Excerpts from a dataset
★ ★ ★ ★

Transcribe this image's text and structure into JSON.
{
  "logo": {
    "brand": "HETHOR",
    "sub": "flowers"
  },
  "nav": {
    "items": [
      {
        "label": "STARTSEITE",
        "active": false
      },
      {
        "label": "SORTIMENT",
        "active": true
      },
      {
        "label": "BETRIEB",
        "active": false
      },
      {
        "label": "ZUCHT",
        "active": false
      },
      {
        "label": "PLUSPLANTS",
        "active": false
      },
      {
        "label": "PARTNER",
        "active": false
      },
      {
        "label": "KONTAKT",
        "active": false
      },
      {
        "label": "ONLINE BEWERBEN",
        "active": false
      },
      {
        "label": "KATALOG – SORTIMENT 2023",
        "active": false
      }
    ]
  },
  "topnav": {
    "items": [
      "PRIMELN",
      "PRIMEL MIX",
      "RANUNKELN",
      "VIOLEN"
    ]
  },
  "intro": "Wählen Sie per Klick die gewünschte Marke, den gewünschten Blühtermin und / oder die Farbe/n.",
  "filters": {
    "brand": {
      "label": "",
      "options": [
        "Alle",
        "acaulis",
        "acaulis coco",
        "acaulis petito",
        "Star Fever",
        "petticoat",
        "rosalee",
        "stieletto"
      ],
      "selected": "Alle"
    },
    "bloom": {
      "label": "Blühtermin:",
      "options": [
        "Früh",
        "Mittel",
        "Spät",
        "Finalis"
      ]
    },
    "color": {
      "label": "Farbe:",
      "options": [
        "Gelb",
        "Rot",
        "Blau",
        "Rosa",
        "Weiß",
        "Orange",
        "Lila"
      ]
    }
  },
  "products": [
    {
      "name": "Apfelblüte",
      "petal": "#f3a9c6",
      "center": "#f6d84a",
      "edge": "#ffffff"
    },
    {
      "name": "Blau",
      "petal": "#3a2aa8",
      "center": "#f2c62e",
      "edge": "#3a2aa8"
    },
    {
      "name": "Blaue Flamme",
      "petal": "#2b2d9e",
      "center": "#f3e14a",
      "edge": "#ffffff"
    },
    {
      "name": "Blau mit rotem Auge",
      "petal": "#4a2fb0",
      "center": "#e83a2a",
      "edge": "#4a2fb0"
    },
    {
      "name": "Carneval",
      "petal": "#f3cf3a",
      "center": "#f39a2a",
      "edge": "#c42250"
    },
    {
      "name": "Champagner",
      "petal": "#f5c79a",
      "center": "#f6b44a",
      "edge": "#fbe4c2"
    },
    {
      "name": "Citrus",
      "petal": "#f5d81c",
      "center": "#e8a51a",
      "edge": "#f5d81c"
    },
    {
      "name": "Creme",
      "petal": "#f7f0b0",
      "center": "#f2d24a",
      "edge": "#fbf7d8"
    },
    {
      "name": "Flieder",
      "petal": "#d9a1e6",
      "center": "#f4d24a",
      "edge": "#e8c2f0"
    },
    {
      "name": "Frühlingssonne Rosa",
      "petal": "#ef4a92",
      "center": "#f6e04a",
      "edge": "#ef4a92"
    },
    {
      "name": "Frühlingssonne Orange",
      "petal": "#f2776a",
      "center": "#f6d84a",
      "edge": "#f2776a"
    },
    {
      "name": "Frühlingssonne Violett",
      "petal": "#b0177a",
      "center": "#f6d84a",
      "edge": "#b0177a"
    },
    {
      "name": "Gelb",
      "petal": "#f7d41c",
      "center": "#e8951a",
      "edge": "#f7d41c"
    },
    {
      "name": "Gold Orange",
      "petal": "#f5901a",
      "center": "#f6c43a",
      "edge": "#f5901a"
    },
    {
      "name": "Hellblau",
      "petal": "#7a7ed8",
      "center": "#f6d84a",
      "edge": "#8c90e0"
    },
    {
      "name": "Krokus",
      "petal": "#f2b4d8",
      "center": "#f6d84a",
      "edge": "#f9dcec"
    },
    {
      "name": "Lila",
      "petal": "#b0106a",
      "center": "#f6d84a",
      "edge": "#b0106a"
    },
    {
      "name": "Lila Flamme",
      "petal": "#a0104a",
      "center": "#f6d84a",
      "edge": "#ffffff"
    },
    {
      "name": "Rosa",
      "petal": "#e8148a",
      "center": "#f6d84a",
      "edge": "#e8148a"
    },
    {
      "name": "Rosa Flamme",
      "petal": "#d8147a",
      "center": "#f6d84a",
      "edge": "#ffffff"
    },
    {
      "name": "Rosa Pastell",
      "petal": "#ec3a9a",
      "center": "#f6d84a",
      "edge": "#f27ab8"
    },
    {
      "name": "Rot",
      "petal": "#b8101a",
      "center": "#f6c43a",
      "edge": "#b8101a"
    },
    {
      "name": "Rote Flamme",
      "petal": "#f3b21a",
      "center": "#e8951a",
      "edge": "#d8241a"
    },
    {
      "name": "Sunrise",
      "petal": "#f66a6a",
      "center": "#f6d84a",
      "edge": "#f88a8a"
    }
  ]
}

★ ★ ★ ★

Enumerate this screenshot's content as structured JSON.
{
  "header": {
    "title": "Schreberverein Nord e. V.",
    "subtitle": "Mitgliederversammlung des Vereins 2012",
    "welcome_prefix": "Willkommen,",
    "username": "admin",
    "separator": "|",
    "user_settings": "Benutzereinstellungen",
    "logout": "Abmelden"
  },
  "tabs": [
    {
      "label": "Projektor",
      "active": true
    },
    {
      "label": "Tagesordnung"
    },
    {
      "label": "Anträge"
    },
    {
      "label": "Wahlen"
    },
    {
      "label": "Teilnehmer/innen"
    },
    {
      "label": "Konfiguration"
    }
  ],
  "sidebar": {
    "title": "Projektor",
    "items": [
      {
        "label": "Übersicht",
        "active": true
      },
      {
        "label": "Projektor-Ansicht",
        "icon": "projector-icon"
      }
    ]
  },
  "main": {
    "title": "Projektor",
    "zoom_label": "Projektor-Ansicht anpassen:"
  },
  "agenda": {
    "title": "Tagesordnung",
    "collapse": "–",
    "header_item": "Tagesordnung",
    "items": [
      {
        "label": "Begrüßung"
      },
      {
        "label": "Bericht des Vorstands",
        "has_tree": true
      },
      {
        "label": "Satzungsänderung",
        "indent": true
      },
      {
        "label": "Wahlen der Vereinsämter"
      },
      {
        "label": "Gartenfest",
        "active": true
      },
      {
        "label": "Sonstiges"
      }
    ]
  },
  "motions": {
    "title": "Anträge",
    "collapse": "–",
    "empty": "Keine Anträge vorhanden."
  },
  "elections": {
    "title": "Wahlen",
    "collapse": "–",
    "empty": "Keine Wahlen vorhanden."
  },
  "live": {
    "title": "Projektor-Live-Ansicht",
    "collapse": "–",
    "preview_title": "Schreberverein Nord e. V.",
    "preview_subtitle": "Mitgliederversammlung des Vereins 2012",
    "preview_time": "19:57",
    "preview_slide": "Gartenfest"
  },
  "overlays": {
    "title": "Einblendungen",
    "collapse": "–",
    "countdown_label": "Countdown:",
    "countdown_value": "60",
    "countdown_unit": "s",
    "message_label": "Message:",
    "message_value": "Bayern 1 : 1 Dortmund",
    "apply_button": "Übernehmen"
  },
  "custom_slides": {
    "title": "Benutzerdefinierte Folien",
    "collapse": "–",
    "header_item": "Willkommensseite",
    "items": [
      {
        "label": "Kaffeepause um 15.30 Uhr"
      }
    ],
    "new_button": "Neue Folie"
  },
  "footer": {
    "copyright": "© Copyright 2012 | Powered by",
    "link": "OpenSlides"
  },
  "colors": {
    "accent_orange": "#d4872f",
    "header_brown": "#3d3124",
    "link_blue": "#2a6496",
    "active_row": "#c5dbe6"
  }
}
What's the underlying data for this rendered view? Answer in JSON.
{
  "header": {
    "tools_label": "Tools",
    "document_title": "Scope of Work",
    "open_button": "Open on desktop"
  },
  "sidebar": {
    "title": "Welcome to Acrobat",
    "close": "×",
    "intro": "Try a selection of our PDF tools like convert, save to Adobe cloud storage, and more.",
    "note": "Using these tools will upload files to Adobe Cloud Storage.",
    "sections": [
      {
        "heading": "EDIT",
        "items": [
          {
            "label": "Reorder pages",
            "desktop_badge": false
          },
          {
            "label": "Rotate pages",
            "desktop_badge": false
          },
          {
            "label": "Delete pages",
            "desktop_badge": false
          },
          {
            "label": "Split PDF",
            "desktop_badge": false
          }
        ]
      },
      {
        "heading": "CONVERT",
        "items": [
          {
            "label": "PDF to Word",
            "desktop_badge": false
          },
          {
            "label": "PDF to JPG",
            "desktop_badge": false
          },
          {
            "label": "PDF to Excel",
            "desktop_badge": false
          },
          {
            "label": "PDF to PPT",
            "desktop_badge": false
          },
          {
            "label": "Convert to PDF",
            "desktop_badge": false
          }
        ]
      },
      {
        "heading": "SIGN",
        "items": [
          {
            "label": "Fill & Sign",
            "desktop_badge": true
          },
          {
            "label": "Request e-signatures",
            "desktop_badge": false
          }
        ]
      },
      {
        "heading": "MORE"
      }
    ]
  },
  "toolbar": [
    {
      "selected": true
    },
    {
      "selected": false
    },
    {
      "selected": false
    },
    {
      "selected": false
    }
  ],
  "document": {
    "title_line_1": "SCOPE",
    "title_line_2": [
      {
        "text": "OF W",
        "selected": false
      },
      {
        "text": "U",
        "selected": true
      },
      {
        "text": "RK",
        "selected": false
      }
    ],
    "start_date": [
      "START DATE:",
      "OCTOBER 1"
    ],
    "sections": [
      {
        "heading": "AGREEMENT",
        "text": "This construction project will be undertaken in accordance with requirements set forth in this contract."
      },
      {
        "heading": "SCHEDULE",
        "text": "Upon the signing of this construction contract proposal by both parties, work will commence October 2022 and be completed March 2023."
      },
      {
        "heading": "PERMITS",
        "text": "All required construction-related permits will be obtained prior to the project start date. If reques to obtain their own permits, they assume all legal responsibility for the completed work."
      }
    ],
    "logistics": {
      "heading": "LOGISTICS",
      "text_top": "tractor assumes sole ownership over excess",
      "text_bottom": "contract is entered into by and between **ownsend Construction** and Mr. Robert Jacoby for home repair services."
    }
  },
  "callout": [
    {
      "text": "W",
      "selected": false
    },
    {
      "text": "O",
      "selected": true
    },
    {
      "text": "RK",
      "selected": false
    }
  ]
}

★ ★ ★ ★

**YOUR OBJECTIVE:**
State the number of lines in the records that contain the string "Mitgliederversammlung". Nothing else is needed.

**ANSWER TO THE PROBLEM:**
2